§ Your task: Below are the records; count the lines in which "text" occurs and report only that number.

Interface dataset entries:
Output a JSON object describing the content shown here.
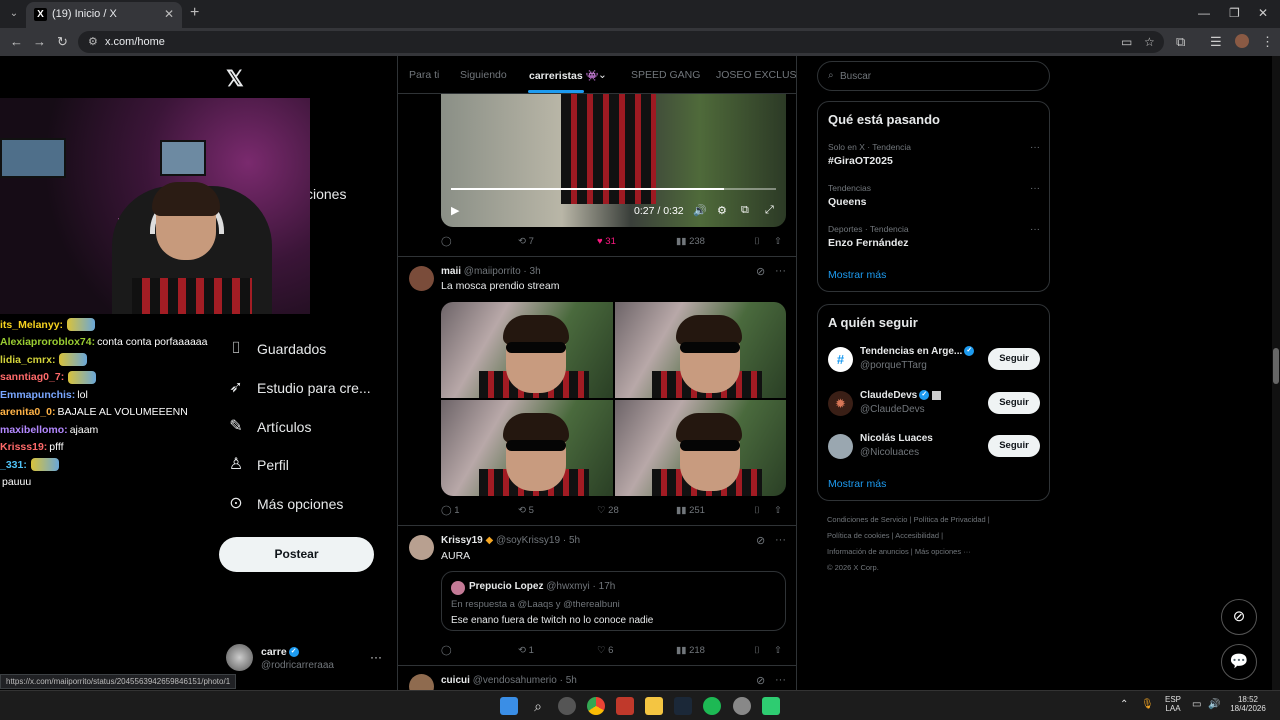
{
  "browser": {
    "tab_title": "(19) Inicio / X",
    "tab_favicon": "X",
    "url": "x.com/home",
    "status_url": "https://x.com/maiiporrito/status/2045563942659846151/photo/1"
  },
  "stream_chat": [
    {
      "user": "its_Melanyy:",
      "color": "#f6d21f",
      "msg": "",
      "emote": true
    },
    {
      "user": "Alexiaproroblox74:",
      "color": "#9acd32",
      "msg": "conta conta porfaaaaaa",
      "emote": false
    },
    {
      "user": "lidia_cmrx:",
      "color": "#d2d23a",
      "msg": "",
      "emote": true
    },
    {
      "user": "sanntiag0_7:",
      "color": "#ff6a6a",
      "msg": "",
      "emote": true
    },
    {
      "user": "Emmapunchis:",
      "color": "#7aa7ff",
      "msg": "lol",
      "emote": false
    },
    {
      "user": "arenita0_0:",
      "color": "#ffb347",
      "msg": "BAJALE AL VOLUMEEENN",
      "emote": false
    },
    {
      "user": "maxibellomo:",
      "color": "#b388ff",
      "msg": "ajaam",
      "emote": false
    },
    {
      "user": "Krisss19:",
      "color": "#ff6a6a",
      "msg": "pfff",
      "emote": false
    },
    {
      "user": "_331:",
      "color": "#4fc3f7",
      "msg": "",
      "emote": true
    },
    {
      "user": "",
      "color": "#ffffff",
      "msg": "pauuu",
      "emote": false
    }
  ],
  "sidebar": {
    "partial_label": "ciones",
    "items": [
      {
        "label": "Guardados",
        "icon": "bookmark-icon",
        "glyph": "⌷"
      },
      {
        "label": "Estudio para cre...",
        "icon": "rocket-icon",
        "glyph": "➶"
      },
      {
        "label": "Artículos",
        "icon": "article-icon",
        "glyph": "✎"
      },
      {
        "label": "Perfil",
        "icon": "person-icon",
        "glyph": "♙"
      },
      {
        "label": "Más opciones",
        "icon": "more-circle-icon",
        "glyph": "⊙"
      }
    ],
    "post_label": "Postear",
    "account": {
      "name": "carre",
      "handle": "@rodricarreraaa"
    }
  },
  "timeline": {
    "tabs": [
      "Para ti",
      "Siguiendo",
      "carreristas 👾",
      "SPEED GANG",
      "JOSEO EXCLUSIV"
    ],
    "active_tab": "carreristas 👾",
    "video": {
      "time": "0:27 / 0:32",
      "progress": 0.84
    },
    "tweet0_actions": {
      "replies": "",
      "reposts": "7",
      "likes": "31",
      "views": "238"
    },
    "tweets": [
      {
        "name": "maii",
        "handle": "@maiiporrito",
        "time": "3h",
        "text": "La mosca prendio stream",
        "actions": {
          "replies": "1",
          "reposts": "5",
          "likes": "28",
          "views": "251"
        }
      },
      {
        "name": "Krissy19",
        "handle": "@soyKrissy19",
        "time": "5h",
        "text": "AURA",
        "quote": {
          "name": "Prepucio Lopez",
          "handle": "@hwxmyi",
          "time": "17h",
          "reply_to": "En respuesta a @Laaqs y @therealbuni",
          "text": "Ese enano fuera de twitch no lo conoce nadie"
        },
        "actions": {
          "replies": "",
          "reposts": "1",
          "likes": "6",
          "views": "218"
        }
      },
      {
        "name": "cuicui",
        "handle": "@vendosahumerio",
        "time": "5h"
      }
    ]
  },
  "right": {
    "search_placeholder": "Buscar",
    "trends_title": "Qué está pasando",
    "trends": [
      {
        "meta": "Solo en X · Tendencia",
        "name": "#GiraOT2025"
      },
      {
        "meta": "Tendencias",
        "name": "Queens"
      },
      {
        "meta": "Deportes · Tendencia",
        "name": "Enzo Fernández"
      }
    ],
    "show_more": "Mostrar más",
    "follow_title": "A quién seguir",
    "follow": [
      {
        "name": "Tendencias en Arge...",
        "handle": "@porqueTTarg",
        "btn": "Seguir",
        "color": "#1d9bf0"
      },
      {
        "name": "ClaudeDevs",
        "handle": "@ClaudeDevs",
        "btn": "Seguir",
        "color": "#d97757"
      },
      {
        "name": "Nicolás Luaces",
        "handle": "@Nicoluaces",
        "btn": "Seguir",
        "color": "#9aa7b0"
      }
    ],
    "footer": [
      "Condiciones de Servicio  |  Política de Privacidad  |",
      "Política de cookies  |  Accesibilidad  |",
      "Información de anuncios  |  Más opciones ···",
      "© 2026 X Corp."
    ]
  },
  "taskbar": {
    "lang": "ESP",
    "lang2": "LAA",
    "time": "18:52",
    "date": "18/4/2026"
  }
}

§ Response: 3